Tampa Bay is one of 16 communities nationwide that is piloting a grassroots program aimed at improving the lives of vulnerable children. Called Generation to Generation, the program mobilizes older adults, who share their talents and experience.
“The goal of the national campaign is to mobilize over 1 million adults in the next five years to serve in any kind of role helping kids,” says Bevan Rogel, Executive Director of Encore Tampa Bay, a nonprofit initiative working under the umbrella of Community Foundation of Tampa Bay.
The adults may read to children, or be a mentor or friend. “We think it’s a match made in heaven,” she says. “We think it’s going to be a good thing for the community.”
Encore Tampa Bay is part of a larger movement of Baby Boomers, who are realizing in their 50s and 60s or beyond that they want to do something more with their life: they want an encore. They want to use their skills and talents. That may mean starting a new business, volunteering, using a skill in new ways, or starting another career.
“Older people realize they can live the life that they’ve always wanted to live, instead of doing what was expected of them,” she says.
When they retire or become empty nesters, seniors aren’t always sure what they want to do. “Older adults say they want to do something to help kids, but they don’t always know where to go,” she says.

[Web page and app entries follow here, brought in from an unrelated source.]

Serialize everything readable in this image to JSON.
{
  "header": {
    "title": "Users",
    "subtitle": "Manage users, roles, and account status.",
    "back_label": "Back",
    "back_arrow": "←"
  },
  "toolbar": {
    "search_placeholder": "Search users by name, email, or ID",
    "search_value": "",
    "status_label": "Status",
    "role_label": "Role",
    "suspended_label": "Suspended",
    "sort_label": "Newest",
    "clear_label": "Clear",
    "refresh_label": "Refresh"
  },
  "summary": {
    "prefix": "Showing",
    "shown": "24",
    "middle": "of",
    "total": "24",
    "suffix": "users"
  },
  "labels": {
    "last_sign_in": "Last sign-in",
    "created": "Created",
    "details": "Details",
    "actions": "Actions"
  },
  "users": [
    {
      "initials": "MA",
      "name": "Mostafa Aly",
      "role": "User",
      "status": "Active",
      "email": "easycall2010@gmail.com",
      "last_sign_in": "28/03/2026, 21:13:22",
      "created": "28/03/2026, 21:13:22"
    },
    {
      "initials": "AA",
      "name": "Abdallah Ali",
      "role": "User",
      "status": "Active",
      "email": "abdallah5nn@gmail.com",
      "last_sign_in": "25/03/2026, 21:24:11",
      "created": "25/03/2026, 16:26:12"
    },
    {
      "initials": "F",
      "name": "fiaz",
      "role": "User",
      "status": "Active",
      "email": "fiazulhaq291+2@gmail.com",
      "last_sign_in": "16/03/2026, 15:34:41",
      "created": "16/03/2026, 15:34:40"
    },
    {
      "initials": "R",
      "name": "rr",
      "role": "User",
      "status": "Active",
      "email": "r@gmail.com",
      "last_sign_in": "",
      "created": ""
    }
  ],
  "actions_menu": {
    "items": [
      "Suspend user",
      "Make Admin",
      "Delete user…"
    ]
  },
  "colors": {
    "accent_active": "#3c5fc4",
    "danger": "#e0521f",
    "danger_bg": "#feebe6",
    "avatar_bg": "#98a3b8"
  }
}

Generation to Generation, an Encore initiative, gives adults a chance to discover what they’d like to do, while sharing the depths of their experiences with young people. “It’s a learning lab. We’re trying different things,” she says. “It’s not just a call for social action. It’s really looking at going deep within different communities.”
Generation to Generation will be working with community centers, neighborhood associations, libraries, retired teachers, alumni, corporate groups and clubs to identify ways to help children through partnerships.

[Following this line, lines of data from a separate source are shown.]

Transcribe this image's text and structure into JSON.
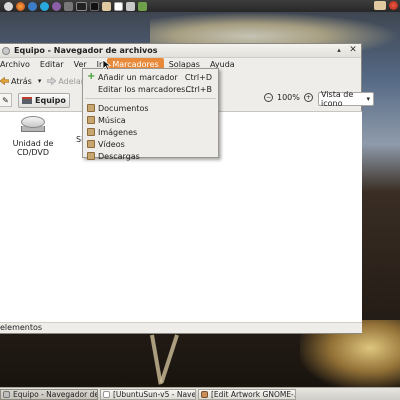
{
  "window": {
    "title": "Equipo - Navegador de archivos",
    "buttons": {
      "close": "✕"
    }
  },
  "menubar": {
    "items": [
      "Archivo",
      "Editar",
      "Ver",
      "Ir",
      "Marcadores",
      "Solapas",
      "Ayuda"
    ],
    "active_index": 4
  },
  "toolbar": {
    "back_label": "Atrás",
    "forward_label": "Adelante"
  },
  "location": {
    "path_button": "Equipo",
    "zoom": "100%",
    "view_mode": "Vista de icono"
  },
  "content": {
    "items": [
      {
        "label": "Unidad de CD/DVD",
        "icon": "optical-drive-icon"
      },
      {
        "label": "Si"
      }
    ]
  },
  "statusbar": {
    "text": "elementos"
  },
  "bookmarks_menu": {
    "add_bookmark": {
      "label": "Añadir un marcador",
      "accel": "Ctrl+D"
    },
    "edit_bookmarks": {
      "label": "Editar los marcadores…",
      "accel": "Ctrl+B"
    },
    "places": [
      {
        "label": "Documentos",
        "icon": "folder-icon"
      },
      {
        "label": "Música",
        "icon": "music-folder-icon"
      },
      {
        "label": "Imágenes",
        "icon": "pictures-folder-icon"
      },
      {
        "label": "Vídeos",
        "icon": "videos-folder-icon"
      },
      {
        "label": "Descargas",
        "icon": "downloads-folder-icon"
      }
    ]
  },
  "taskbar": {
    "tasks": [
      {
        "label": "Equipo - Navegador de...",
        "active": true
      },
      {
        "label": "[UbuntuSun-v5 - Nave...",
        "active": false
      },
      {
        "label": "[Edit Artwork GNOME-...",
        "active": false
      }
    ]
  },
  "colors": {
    "menu_highlight": "#e88a3a",
    "panel": "#2f2f2f",
    "window_bg": "#eeede9"
  }
}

Encore Tampa Bay is recruiting both partners who work with older adults -- and older adults to work with children starting in January. It is partnering with Big Brothers Big Sisters, Boys and Girls Clubs of Tampa Bay, Metropolitan Ministries, R’Club Child Care, Inc., and United Way Suncoast in the two-year program.
“We can’t do this alone. We need organizations,” she says. “People who are in front of older adults all the time.”

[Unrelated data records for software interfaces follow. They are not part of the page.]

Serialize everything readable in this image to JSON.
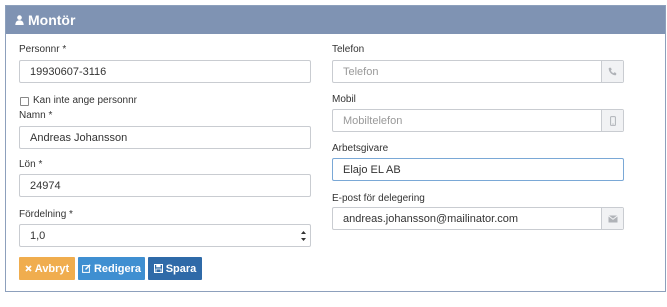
{
  "panel": {
    "title": "Montör"
  },
  "left": {
    "personnr_label": "Personnr *",
    "personnr_value": "19930607-3116",
    "no_personnr_label": "Kan inte ange personnr",
    "namn_label": "Namn *",
    "namn_value": "Andreas Johansson",
    "lon_label": "Lön *",
    "lon_value": "24974",
    "fordelning_label": "Fördelning *",
    "fordelning_value": "1,0"
  },
  "right": {
    "telefon_label": "Telefon",
    "telefon_placeholder": "Telefon",
    "mobil_label": "Mobil",
    "mobil_placeholder": "Mobiltelefon",
    "arbetsgivare_label": "Arbetsgivare",
    "arbetsgivare_value": "Elajo EL AB",
    "epost_label": "E-post för delegering",
    "epost_value": "andreas.johansson@mailinator.com"
  },
  "buttons": {
    "cancel": "Avbryt",
    "edit": "Redigera",
    "save": "Spara"
  },
  "colors": {
    "header": "#7f93b3",
    "cancel": "#f0ad4e",
    "edit": "#3f8fd1",
    "save": "#2f6aa8"
  }
}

Initially the program is targeting three areas: Wimauma, Tampa Heights and South St. Petersburg.
Volunteer leadership roles are available in multiple areas including marketing, storytelling, evaluation, community outreach and ambassadorship.
Ultimately, the goal of Generation to Generation is to expand beyond the older and younger sets. So, there won’t be any “carding” if younger adults want to lend a helping hand, Rogel says.
“Our bigger effort is to involve all generations in helping kids,” she says.